I had a friend who received his statement and noticed an asterisk. When you followed down to the bottom of the page, it mentions the actuaries’ current projections of income and expenses for the program would only generate benefits of 70% of the projected amount as stated above. Well that really is a kick in the rear!
When the program was started in the 1935, there were nearly 13 workers for each retiree. Now we are closer to a ratio of 3 workers for each retiree. That ratio has to be dropping quickly with a combination of the baby boomers starting to retire and a labor force participation rate in free fall and in the low 60% range with over 94 million Americans out of work. That means a lot less people there to pay into the plan.
So statistically, the program can’t work unless you bring in a lot more workers to pay into the system, cut the benefits paid, increase SS taxes, or a combination thereof.
Recently, SS actuaries predict that the program’s “trust fund” won’t be exhausted until 2034. This is a whole year longer than their original estimate. But David Stockman, the former White House Budget Director during the Reagan administration has dug into the numbers and finds other disturbing problems. He wrote, “On a cash basis, the OASDI (retirement and disability) funds spent $859 billion during 2014 but took in only $786 billion of taxes, thereby generating $73 billion of red ink. The trustees’ own reckoning, the OASDI funds will spew a cumulative cash deficit of $1.6 trillion during the 12 years covering 2015-2026. The OASDI trust fund could be empty as soon as 2026.”
Wow, that is another 8 years before the trustees’ estimate that the fund will run dry! The difference is the actuaries’ project nominal GDP grows at a 5.1% annual rate in the next 12 years. Yet we have come anywhere close to half that amount.
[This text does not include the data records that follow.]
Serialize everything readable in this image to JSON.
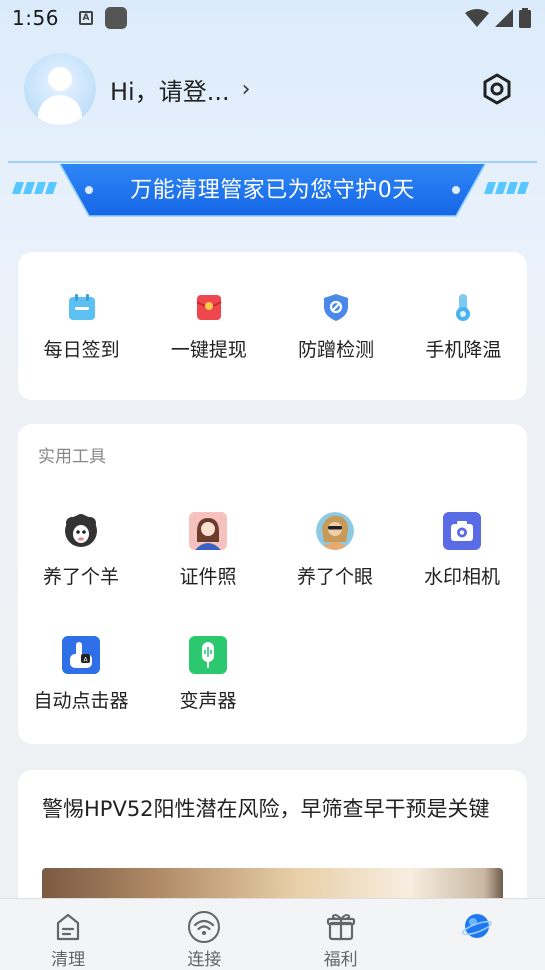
{
  "status_bar": {
    "time": "1:56",
    "keyboard_badge": "A"
  },
  "header": {
    "greeting": "Hi，请登...",
    "arrow": "›"
  },
  "banner": {
    "text": "万能清理管家已为您守护0天"
  },
  "quick_actions": [
    {
      "label": "每日签到",
      "icon": "calendar-icon"
    },
    {
      "label": "一键提现",
      "icon": "red-envelope-icon"
    },
    {
      "label": "防蹭检测",
      "icon": "shield-icon"
    },
    {
      "label": "手机降温",
      "icon": "thermometer-icon"
    }
  ],
  "tools": {
    "title": "实用工具",
    "items": [
      {
        "label": "养了个羊",
        "icon": "sheep-icon"
      },
      {
        "label": "证件照",
        "icon": "id-photo-icon"
      },
      {
        "label": "养了个眼",
        "icon": "portrait-icon"
      },
      {
        "label": "水印相机",
        "icon": "camera-icon"
      },
      {
        "label": "自动点击器",
        "icon": "auto-clicker-icon"
      },
      {
        "label": "变声器",
        "icon": "voice-changer-icon"
      }
    ]
  },
  "article": {
    "title": "警惕HPV52阳性潜在风险，早筛查早干预是关键"
  },
  "tabbar": {
    "tabs": [
      {
        "label": "清理",
        "icon": "broom-icon"
      },
      {
        "label": "连接",
        "icon": "wifi-icon"
      },
      {
        "label": "福利",
        "icon": "gift-icon"
      },
      {
        "label": "",
        "icon": "planet-icon"
      }
    ]
  },
  "colors": {
    "accent": "#1f6ff0",
    "banner": "#1f78f0",
    "background": "#eef0f4"
  }
}
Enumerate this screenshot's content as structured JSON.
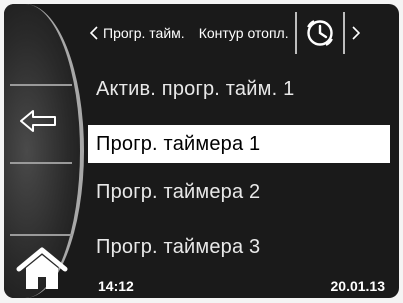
{
  "header": {
    "back_label": "Прогр. тайм.",
    "current_label": "Контур отопл."
  },
  "menu": {
    "items": [
      {
        "label": "Актив. прогр. тайм. 1",
        "selected": false
      },
      {
        "label": "Прогр. таймера  1",
        "selected": true
      },
      {
        "label": "Прогр. таймера  2",
        "selected": false
      },
      {
        "label": "Прогр. таймера  3",
        "selected": false
      }
    ]
  },
  "status": {
    "time": "14:12",
    "date": "20.01.13"
  },
  "icons": {
    "back": "arrow-left-icon",
    "home": "home-icon",
    "clock": "clock-icon",
    "header_back": "chevron-left-icon",
    "next": "chevron-right-icon"
  },
  "colors": {
    "background": "#1a1a1a",
    "highlight": "#ffffff",
    "text": "#e8e8e8"
  }
}
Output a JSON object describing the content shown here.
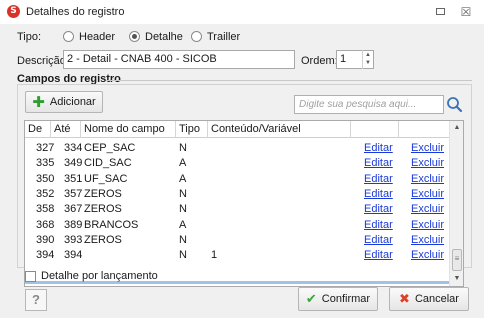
{
  "window": {
    "title": "Detalhes do registro",
    "app_icon_letter": "S",
    "restore_icon": "restore-icon",
    "close_glyph": "☒"
  },
  "form": {
    "tipo_label": "Tipo:",
    "radio_options": [
      {
        "label": "Header",
        "checked": false
      },
      {
        "label": "Detalhe",
        "checked": true
      },
      {
        "label": "Trailler",
        "checked": false
      }
    ],
    "descricao_label": "Descrição:",
    "descricao_value": "2 - Detail - CNAB 400 - SICOB",
    "ordem_label": "Ordem:",
    "ordem_value": "1"
  },
  "campos": {
    "section_title": "Campos do registro",
    "add_button_label": "Adicionar",
    "search_placeholder": "Digite sua pesquisa aqui...",
    "columns": [
      "De",
      "Até",
      "Nome do campo",
      "Tipo",
      "Conteúdo/Variável",
      "",
      ""
    ],
    "rows": [
      {
        "de": "327",
        "ate": "334",
        "nome": "CEP_SAC",
        "tipo": "N",
        "conteudo": "",
        "edit": "Editar",
        "delete": "Excluir"
      },
      {
        "de": "335",
        "ate": "349",
        "nome": "CID_SAC",
        "tipo": "A",
        "conteudo": "",
        "edit": "Editar",
        "delete": "Excluir"
      },
      {
        "de": "350",
        "ate": "351",
        "nome": "UF_SAC",
        "tipo": "A",
        "conteudo": "",
        "edit": "Editar",
        "delete": "Excluir"
      },
      {
        "de": "352",
        "ate": "357",
        "nome": "ZEROS",
        "tipo": "N",
        "conteudo": "",
        "edit": "Editar",
        "delete": "Excluir"
      },
      {
        "de": "358",
        "ate": "367",
        "nome": "ZEROS",
        "tipo": "N",
        "conteudo": "",
        "edit": "Editar",
        "delete": "Excluir"
      },
      {
        "de": "368",
        "ate": "389",
        "nome": "BRANCOS",
        "tipo": "A",
        "conteudo": "",
        "edit": "Editar",
        "delete": "Excluir"
      },
      {
        "de": "390",
        "ate": "393",
        "nome": "ZEROS",
        "tipo": "N",
        "conteudo": "",
        "edit": "Editar",
        "delete": "Excluir"
      },
      {
        "de": "394",
        "ate": "394",
        "nome": "",
        "tipo": "N",
        "conteudo": "1",
        "edit": "Editar",
        "delete": "Excluir"
      }
    ]
  },
  "footer": {
    "checkbox_label": "Detalhe por lançamento",
    "checkbox_checked": false,
    "help_label": "?",
    "confirm_label": "Confirmar",
    "cancel_label": "Cancelar"
  },
  "colors": {
    "link": "#1a3ad8",
    "confirm_check": "#3aa33a",
    "cancel_x": "#d9422b",
    "add_plus": "#2f9e2f",
    "app_icon": "#d8332a"
  }
}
Of course for this to run out of money assumes there are funds inside there to begin with. The problem here is Congress began borrowing from the trust fund in the 1980s to pay for many things that are not dealing with retirement. So the trust fund is filled with a bunch of IOUs from the US Government. That is not something to give one any warm fuzzies for anyone who will be relying on SSI funds for part of their retirement.
So at the end of the day, I suppose I will be working as long as possible, relying on my own savings for retirement, and looking forward to meeting E.T. before I collect any SSI. I suppose this is the same approach most folks in my age group have. Unless something different changes, imagine how this can impact your members.